Mammalian cells are a widely used expression platform for the production of recombinant therapeutic proteins or viral particle-based vaccines since they typically perform appropriate protein post-translational modifications and authentic viral particle assembly. Of the available mammalian cells, CHO and HEK 293 are some of the most industrially relevant cell lines because they are cGMP compliant and are able to grow in suspension in a variety of serum-free media. Of note, production of human therapeutics in mammalian cell culture has become more and more stringent in past recent years and not only demands serum-free but also animal-component free production conditions to ensure safety.
The aim of this work was to optimize CHO-S and HEK 2931 cell growth by addition of non-animal derived components to serum-free and protein-free media through design of experiments (DoE) in order to maximize cell growth. The kinetics of HEK 293 cell growth is studied in three different media. The effect of non-animal derived serum components on cell growth has been evaluated in an attempt to improve cell densities while keeping animal-free production conditions.
For these studies, three recombinant proteins (albumin, transferrin and insulin), sodium selenite and an in-house lipid mix composed of synthetic cholesterol, fatty acids, tocopherol acetate and tween 80 were selected.
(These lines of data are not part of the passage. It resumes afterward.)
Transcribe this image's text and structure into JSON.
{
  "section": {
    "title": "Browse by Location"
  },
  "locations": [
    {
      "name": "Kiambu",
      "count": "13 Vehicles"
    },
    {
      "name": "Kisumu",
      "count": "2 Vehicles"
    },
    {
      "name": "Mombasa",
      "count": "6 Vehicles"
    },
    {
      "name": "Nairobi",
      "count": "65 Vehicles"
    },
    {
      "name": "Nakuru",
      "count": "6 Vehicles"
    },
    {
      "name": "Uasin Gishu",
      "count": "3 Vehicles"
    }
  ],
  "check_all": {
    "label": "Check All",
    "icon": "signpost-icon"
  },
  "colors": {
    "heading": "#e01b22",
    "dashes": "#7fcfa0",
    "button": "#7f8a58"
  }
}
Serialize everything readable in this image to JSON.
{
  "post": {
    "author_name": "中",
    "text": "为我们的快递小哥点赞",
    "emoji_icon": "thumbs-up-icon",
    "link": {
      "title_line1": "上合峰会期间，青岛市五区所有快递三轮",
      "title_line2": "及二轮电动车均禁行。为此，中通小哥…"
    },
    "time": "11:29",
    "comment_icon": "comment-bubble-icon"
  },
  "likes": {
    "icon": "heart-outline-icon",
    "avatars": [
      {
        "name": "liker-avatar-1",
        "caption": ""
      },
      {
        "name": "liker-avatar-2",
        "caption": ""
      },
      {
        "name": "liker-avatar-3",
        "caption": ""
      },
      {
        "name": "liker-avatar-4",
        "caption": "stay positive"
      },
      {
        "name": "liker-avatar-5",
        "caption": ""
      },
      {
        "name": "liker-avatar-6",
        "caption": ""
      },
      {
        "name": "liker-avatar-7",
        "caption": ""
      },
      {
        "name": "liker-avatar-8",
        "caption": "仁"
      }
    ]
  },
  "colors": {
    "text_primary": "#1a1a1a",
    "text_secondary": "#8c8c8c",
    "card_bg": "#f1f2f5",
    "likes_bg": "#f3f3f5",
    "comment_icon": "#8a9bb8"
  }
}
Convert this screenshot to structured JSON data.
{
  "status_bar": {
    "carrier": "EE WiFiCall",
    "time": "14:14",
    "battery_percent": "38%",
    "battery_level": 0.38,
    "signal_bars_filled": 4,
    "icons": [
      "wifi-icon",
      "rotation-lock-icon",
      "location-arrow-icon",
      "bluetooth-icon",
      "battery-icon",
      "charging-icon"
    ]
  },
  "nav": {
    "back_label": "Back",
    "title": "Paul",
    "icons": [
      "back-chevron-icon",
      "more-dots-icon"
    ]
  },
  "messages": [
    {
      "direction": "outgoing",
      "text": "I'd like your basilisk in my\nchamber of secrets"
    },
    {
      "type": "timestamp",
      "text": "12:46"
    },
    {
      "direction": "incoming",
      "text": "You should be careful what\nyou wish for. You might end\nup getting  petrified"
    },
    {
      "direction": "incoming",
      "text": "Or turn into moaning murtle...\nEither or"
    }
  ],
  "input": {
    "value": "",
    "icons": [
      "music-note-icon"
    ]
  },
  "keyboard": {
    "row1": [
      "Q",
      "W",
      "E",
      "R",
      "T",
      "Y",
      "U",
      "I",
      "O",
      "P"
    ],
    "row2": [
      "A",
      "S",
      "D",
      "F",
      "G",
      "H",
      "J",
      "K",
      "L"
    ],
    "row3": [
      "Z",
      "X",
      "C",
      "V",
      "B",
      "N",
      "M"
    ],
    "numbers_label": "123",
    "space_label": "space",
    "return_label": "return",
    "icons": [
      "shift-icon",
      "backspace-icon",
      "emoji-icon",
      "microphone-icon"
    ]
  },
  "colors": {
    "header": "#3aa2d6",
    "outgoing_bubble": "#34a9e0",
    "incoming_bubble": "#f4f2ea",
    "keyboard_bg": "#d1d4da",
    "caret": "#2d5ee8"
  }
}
The optimal combination of these components in the final formulation has been determined by using DoE. Results have shown that by adding a mixture of animal-free supplements normally it is possible to increase cell densities in already existing commercial chemically defined media.